From the author of Not Me, this powerful novel about an Israeli father and his daughter brings to life a rich canvas of events and unexpected change in the aftermath of a suicide bombing.
In the galvanizing opening of The Wanting, the celebrated Russian-born postmodern architect Roman Guttman is injured in a bus bombing, causing his life to swerve into instability and his perceptions to become heightened and disturbed as he embarks on an ill-advised journey into Palestinian territory. The account of Roman’s desert odyssey alternates with the vivacious, bittersweet diary of his thirteen-year-old daughter, Anyusha (who is on her own perilous path, of which Roman is ignorant), and the startlingly alive witnessings of Amir, the young Palestinian who pushed the button and is now damned to observe the havoc he has wrought from a shaky beyond.
Enriched by flashbacks to the alluringly sad tale of Anyusha’s mother, a famous Russian refusenik who died for her beliefs, The Wanting is a poignant study of the costs of extremism, but it is most satisfying as a story of characters enmeshed in their imperfect love for one another and for the heartbreakingly complex world in which that love is wrought.
About the Author
Michael Lavigne was born in Newark, New Jersey. He began seriously writing fiction only at midlife and was a participant of the Squaw Valley Community of Writers. Not Me is his first novel, and he is currently working on his second, set in Moscow, where he once lived. He lives in San Francisco with his wife, Gayle.
"From the Hardcover edition."
“In this exquisite novel of longing and loss, Lavigne has woven multiple stories of intersecting lives and conflicting desires. From the snowy streets of communist Moscow to the scorching heat of a Palestinian-controlled desert, we travel with characters at once ruined and resilient, some idealistic, others world-weary—all pursuing that most essential but elusive want: a place to call home. A beautiful meditation on love, and on all the ways in which stories are remembered and told.”
—Dalia Sofer, author of The Septembers of Shiraz
“Lavigne writes like an angel. And like a devil. Indeed, he writes so well that it isn’t always possible to tell which is which. His ability to give wild imaginings a concrete immediacy, a human warmth and plausibility, is the rarest of writerly gifts.”

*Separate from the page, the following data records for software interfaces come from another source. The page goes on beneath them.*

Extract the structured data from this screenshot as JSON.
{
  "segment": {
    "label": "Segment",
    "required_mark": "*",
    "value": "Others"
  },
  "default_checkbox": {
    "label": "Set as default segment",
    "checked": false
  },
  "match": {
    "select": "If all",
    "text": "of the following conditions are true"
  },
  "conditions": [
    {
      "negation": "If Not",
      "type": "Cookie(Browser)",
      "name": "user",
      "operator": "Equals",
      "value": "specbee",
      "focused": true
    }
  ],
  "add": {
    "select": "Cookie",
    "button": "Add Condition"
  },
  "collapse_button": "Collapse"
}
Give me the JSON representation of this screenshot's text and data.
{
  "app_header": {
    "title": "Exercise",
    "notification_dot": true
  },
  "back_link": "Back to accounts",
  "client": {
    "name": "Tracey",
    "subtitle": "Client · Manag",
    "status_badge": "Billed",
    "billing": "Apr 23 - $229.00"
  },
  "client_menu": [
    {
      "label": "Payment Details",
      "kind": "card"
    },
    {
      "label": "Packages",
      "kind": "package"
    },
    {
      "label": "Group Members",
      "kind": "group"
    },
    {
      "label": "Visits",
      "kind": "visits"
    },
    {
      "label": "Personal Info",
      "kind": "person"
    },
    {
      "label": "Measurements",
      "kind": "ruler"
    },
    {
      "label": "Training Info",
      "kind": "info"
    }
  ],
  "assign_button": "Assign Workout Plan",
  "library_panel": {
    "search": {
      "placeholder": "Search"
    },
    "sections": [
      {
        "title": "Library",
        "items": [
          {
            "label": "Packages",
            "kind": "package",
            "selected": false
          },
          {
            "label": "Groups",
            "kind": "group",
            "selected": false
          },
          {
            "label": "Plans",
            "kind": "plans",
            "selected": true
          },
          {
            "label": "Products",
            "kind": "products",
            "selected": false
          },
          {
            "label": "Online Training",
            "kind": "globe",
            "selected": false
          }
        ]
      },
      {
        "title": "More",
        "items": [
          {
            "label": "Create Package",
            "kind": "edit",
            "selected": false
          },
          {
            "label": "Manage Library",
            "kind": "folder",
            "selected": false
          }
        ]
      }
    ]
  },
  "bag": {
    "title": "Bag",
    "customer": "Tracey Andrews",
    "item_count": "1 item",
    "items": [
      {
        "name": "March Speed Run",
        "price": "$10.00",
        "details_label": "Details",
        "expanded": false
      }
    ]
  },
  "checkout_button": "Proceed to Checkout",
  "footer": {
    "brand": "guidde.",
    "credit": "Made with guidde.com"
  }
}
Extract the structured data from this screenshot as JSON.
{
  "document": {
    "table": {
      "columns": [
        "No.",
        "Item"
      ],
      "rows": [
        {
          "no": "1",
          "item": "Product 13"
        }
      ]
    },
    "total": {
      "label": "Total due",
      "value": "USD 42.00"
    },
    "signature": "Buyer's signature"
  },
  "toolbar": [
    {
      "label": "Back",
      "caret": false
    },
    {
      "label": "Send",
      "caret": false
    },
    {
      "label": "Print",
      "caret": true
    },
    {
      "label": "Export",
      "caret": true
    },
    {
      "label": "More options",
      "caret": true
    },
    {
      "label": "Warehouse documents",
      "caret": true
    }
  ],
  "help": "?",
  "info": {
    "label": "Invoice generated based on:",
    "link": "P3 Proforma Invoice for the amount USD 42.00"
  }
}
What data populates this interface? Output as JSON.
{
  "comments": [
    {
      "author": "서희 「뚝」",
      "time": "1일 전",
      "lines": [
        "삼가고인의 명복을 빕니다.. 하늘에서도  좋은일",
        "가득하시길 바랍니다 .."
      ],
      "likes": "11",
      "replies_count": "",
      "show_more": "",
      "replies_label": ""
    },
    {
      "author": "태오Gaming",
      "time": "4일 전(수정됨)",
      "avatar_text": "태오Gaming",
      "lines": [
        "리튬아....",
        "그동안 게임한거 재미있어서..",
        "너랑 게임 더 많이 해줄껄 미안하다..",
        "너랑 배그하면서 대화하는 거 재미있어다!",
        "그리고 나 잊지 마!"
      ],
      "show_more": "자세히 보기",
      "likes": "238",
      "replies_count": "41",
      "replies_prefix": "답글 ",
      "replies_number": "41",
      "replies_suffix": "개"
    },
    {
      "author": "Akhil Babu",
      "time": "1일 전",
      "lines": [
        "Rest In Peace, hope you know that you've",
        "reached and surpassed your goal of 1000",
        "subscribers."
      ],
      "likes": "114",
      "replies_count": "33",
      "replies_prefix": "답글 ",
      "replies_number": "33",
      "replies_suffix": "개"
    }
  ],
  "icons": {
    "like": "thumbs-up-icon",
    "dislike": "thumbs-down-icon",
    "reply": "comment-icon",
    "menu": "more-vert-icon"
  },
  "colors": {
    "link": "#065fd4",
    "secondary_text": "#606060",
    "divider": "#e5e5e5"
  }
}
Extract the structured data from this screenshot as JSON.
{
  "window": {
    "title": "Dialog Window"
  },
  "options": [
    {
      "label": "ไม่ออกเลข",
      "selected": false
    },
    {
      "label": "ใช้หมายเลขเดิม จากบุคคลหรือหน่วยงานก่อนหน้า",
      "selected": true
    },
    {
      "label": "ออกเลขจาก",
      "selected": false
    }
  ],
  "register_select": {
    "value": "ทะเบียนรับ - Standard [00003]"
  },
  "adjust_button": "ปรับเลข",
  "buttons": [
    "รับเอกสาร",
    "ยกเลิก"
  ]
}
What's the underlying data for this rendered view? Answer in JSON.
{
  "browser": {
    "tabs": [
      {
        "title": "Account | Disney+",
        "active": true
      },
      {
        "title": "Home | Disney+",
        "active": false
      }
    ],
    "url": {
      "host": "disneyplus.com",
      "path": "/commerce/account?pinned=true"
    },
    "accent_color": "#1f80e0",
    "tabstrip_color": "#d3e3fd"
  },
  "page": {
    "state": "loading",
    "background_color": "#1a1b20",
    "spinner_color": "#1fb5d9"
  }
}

—Jonathan Rosen, author of Joy Comes in the Morning and The Talmud and the Internet
“Lavigne’s heartfelt examination offers what reportage never could: an intensely intimate and human depiction of the forces that unite and powerfully divide this region and its people.”